However, I think that Mr. Oghma is onto something with reducing the number of character classes. More classes = more mechanics, which can equal more headache for the GM that does not know how all of those mechanics interact. Also, in a high-death game, having only a few character classes makes it easier for players too. Many players do not have an encyclopedic knowledge of the 47 classes and their unique mechanics. Yet, having a few more options than just 3 or 4 may give players some interesting concepts to play with.

While pondering this tweet, I was reminded of a couple of features in some recent roleplaying games. The first is Pathfinder’s archetype system. With this system, a character can trade class feature A, B, & C for new class feature X, Y, & Z. Rather than create a new class (although Pathfinder has PLENTY of those), you could use an archetype, which has most of the usual features, but enough of a twist for someone to play a unique character concept.

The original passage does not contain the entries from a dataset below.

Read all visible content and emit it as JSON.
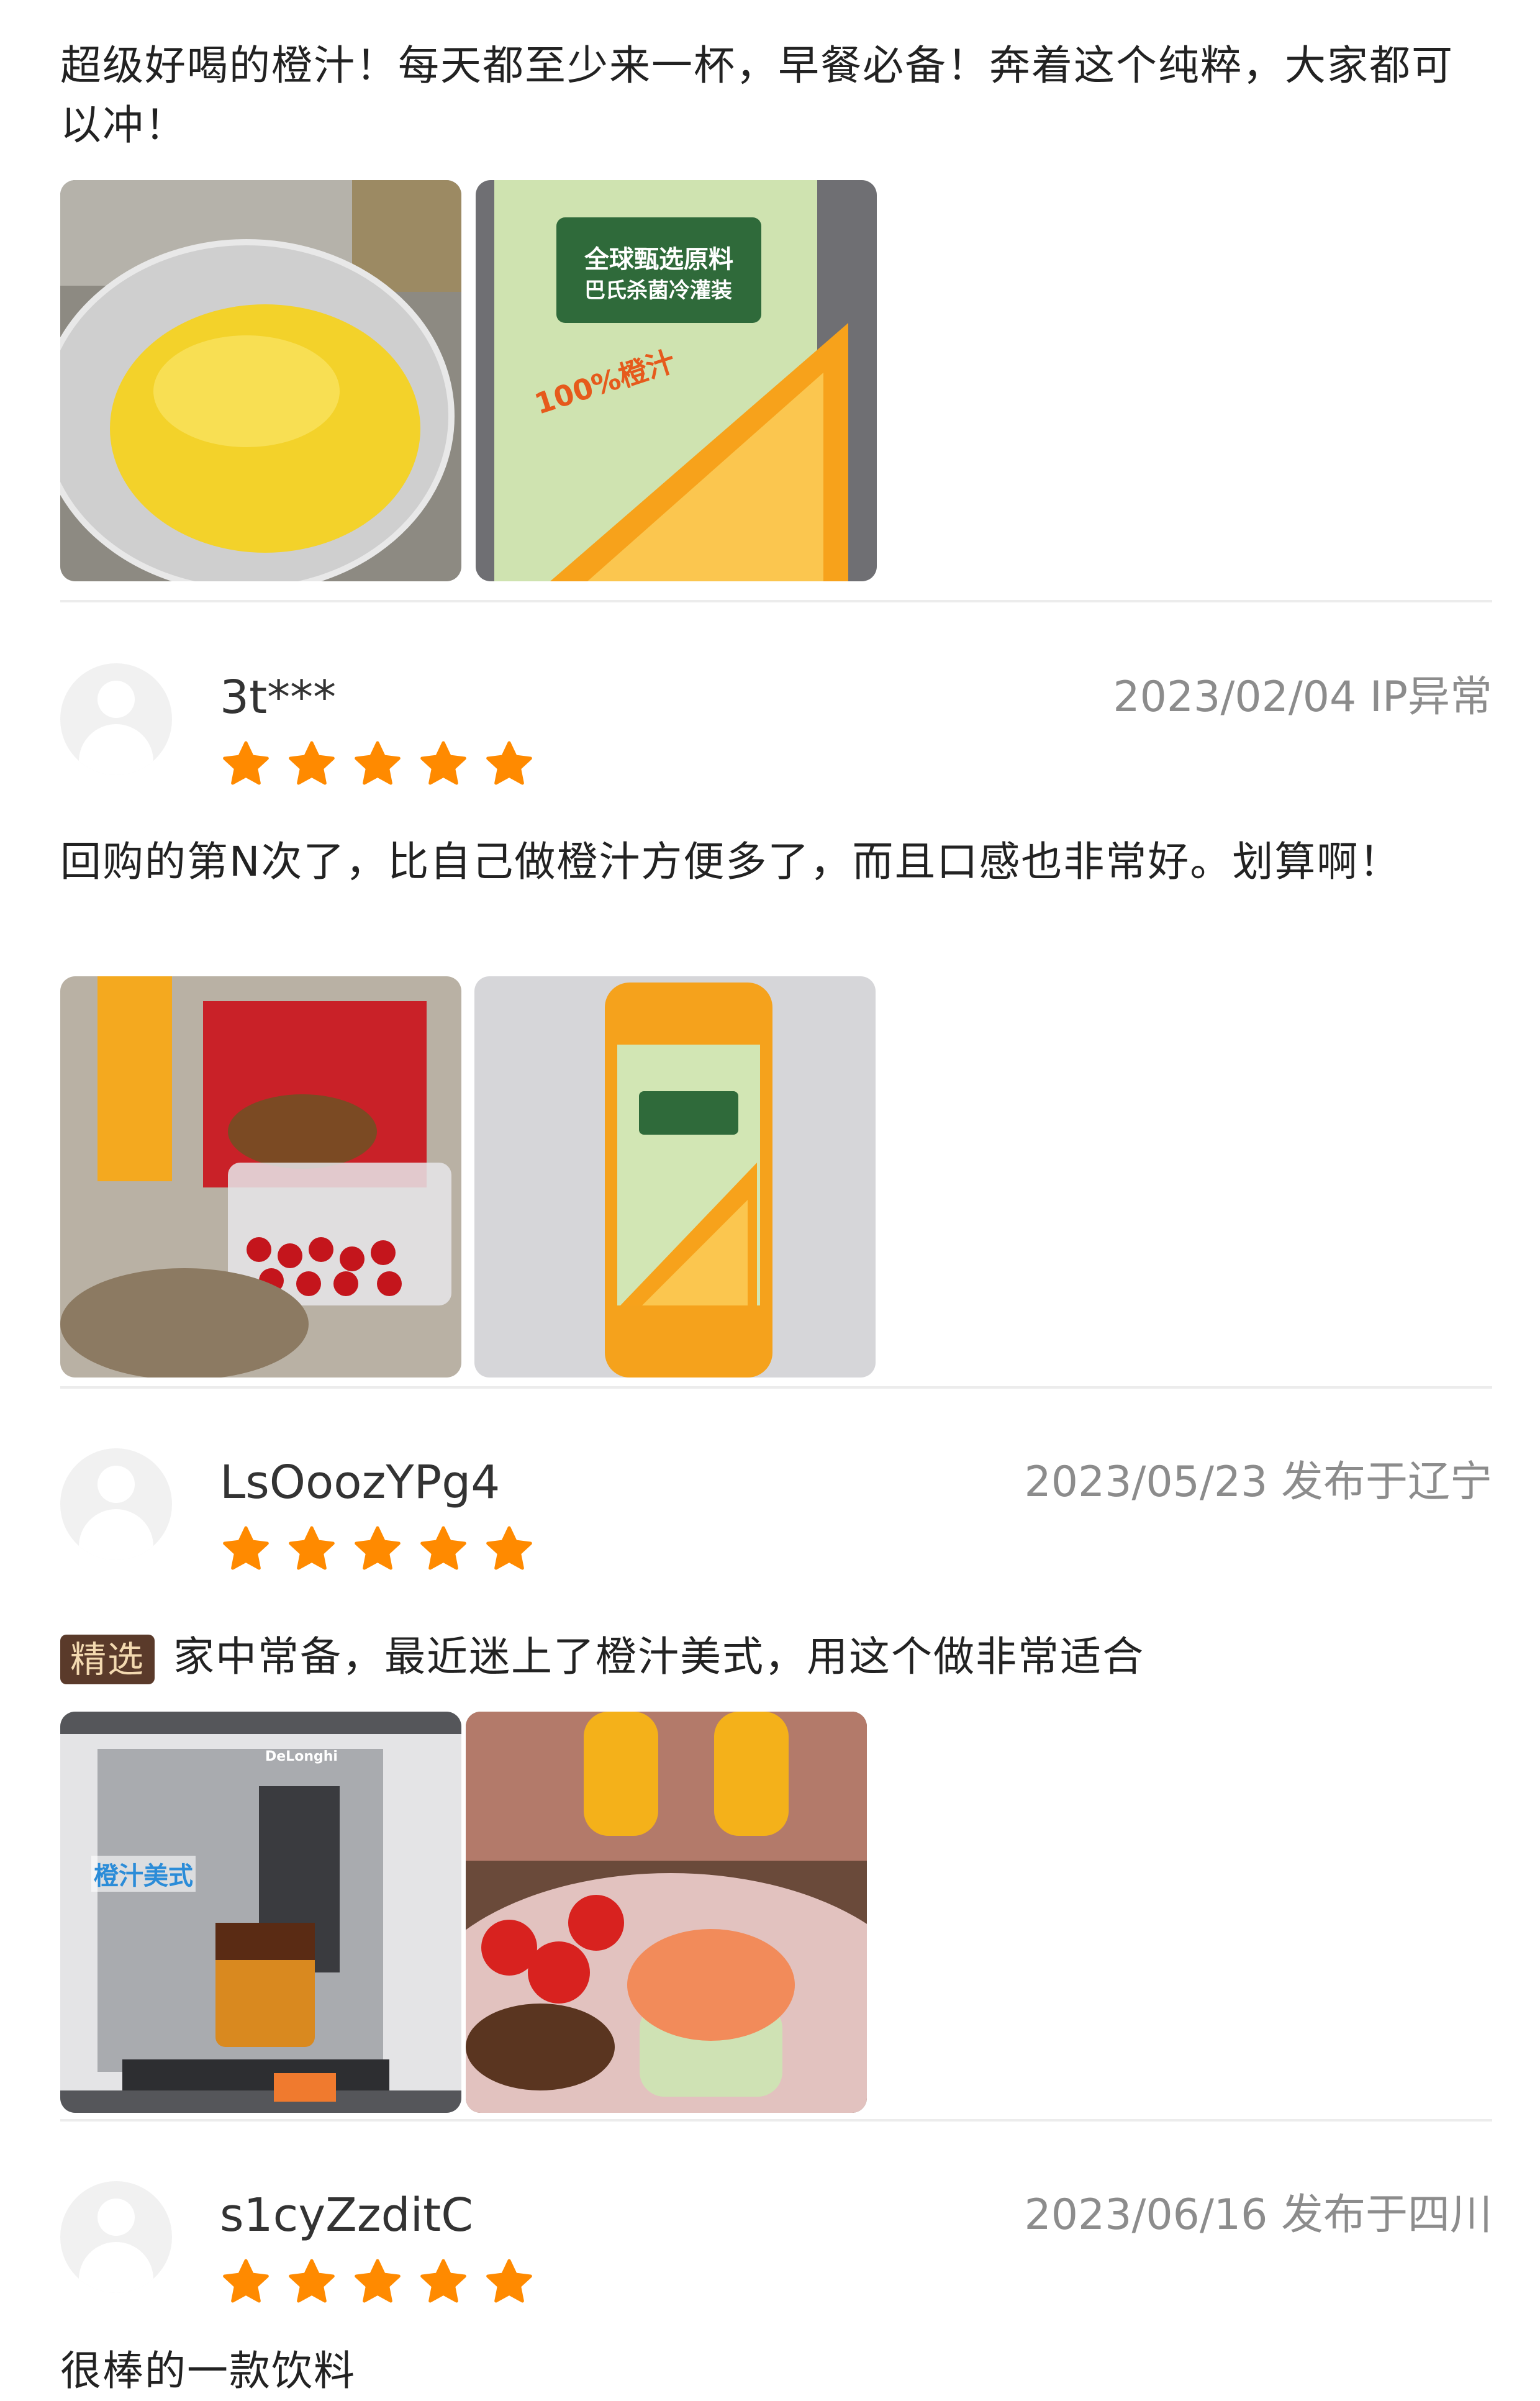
{
  "reviews": [
    {
      "text": "超级好喝的橙汁！每天都至少来一杯，早餐必备！奔着这个纯粹，大家都可以冲！",
      "photos": [
        "juice-in-glass",
        "juice-bottle-label"
      ]
    },
    {
      "user": "3t***",
      "meta": "2023/02/04 IP异常",
      "rating": 5,
      "text": "回购的第N次了，比自己做橙汁方便多了，而且口感也非常好。划算啊！",
      "photos": [
        "groceries-with-juice",
        "juice-bottle"
      ]
    },
    {
      "user": "LsOoozYPg4",
      "meta": "2023/05/23 发布于辽宁",
      "rating": 5,
      "badge": "精选",
      "text": "家中常备，最近迷上了橙汁美式，用这个做非常适合",
      "photos": [
        "coffee-machine-orange-americano",
        "salmon-dish-with-juice"
      ]
    },
    {
      "user": "s1cyZzditC",
      "meta": "2023/06/16 发布于四川",
      "rating": 5,
      "text": "很棒的一款饮料"
    }
  ],
  "photo_text": {
    "label_line1": "全球甄选原料",
    "label_line2": "巴氏杀菌冷灌装",
    "label_percent": "100%橙汁",
    "overlay": "橙汁美式",
    "brand": "DeLonghi"
  },
  "colors": {
    "star": "#ff8a00",
    "badge_bg": "#5a3a2a",
    "meta": "#8c8c8c"
  },
  "icons": {
    "star": "star-icon",
    "avatar": "default-avatar-icon"
  }
}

The second is 5E’s character archetype system. Each character class is required to pick an archetype sometime between 1st and 3rd level. Each class has a core set of abilities and then a few archetype abilities as well. In fact, someone could take what I would call the 4 base classes (Fighter, Cleric, Wizard, and Thief), and turn all the other classes in the 5E Player’s Handbook into archetypes of the above. For instance, the Paladin, Barbarian, and Ranger could be reworked as Fighter archetypes.

Now, let’s tackle the Monk and Bard comment. The Monk and Bard may have been implemented poorly in 1E, but the concept of those characters was solid. In a fantasy roleplaying game, there should be a way to replicate just about any quasi-medieval or fantasy literature character. People will always try to create Monks, Bards, Jesters, etc. Let’s find a way to make them work!

Check out Oghma’s blog Temple of Iron and follow him on Twitter/Gab (@Oghma_EM). He’s a great guy with great content.

A Word We All Need To Use More


When I really like something, I will sometimes say that it is “Fan-damn-tastic”. I try not to let it slip in polite company, but it is tempting sometimes to see what certain people’s faces would be if I said that.

But in all seriousness, I think a lot of “new school” tabletop RPG people need to sit down and play Earthsiege 2, which is the game that this video came from. Now I can hear what you are all thinking:

“But The Mixed GM, why would we play a mostly-forgotten mech game from the 90’s?”

“Why don’t you use consistent branding online?”

“When will you finish Demons in Space?”

In Earthsiege 2, you could fail some missions and still progress in the story. Admittedly, things might be more difficult for you, but you did not have to succeed all time. When I mean fail a mission, I mean you fail the objective. If you are told to protect the base from attack, it actually matters whether or not you protect it well. It is your skill and your skill alone that determines how the game continues. This is generally NOT the kind of game where you protect the base for 30 minutes and then, in a cutscene, it explodes due to plot nonsense. If the base explodes, it is because you failed. However, you can pick yourself up, dust off your giant robot, and fight on.

If you want to reload from a previous save, that is an option. Or, you could soldier on despite the hardship.

Now apply this thinking to tabletop RPGs.

To answer the other questions:

Yes, I use @NotJohnDaker on Twitter / Gab / Discord. My online branding / persona / whatever is not consistent. I probably should care, but I don’t/

It’ll be done when it is done.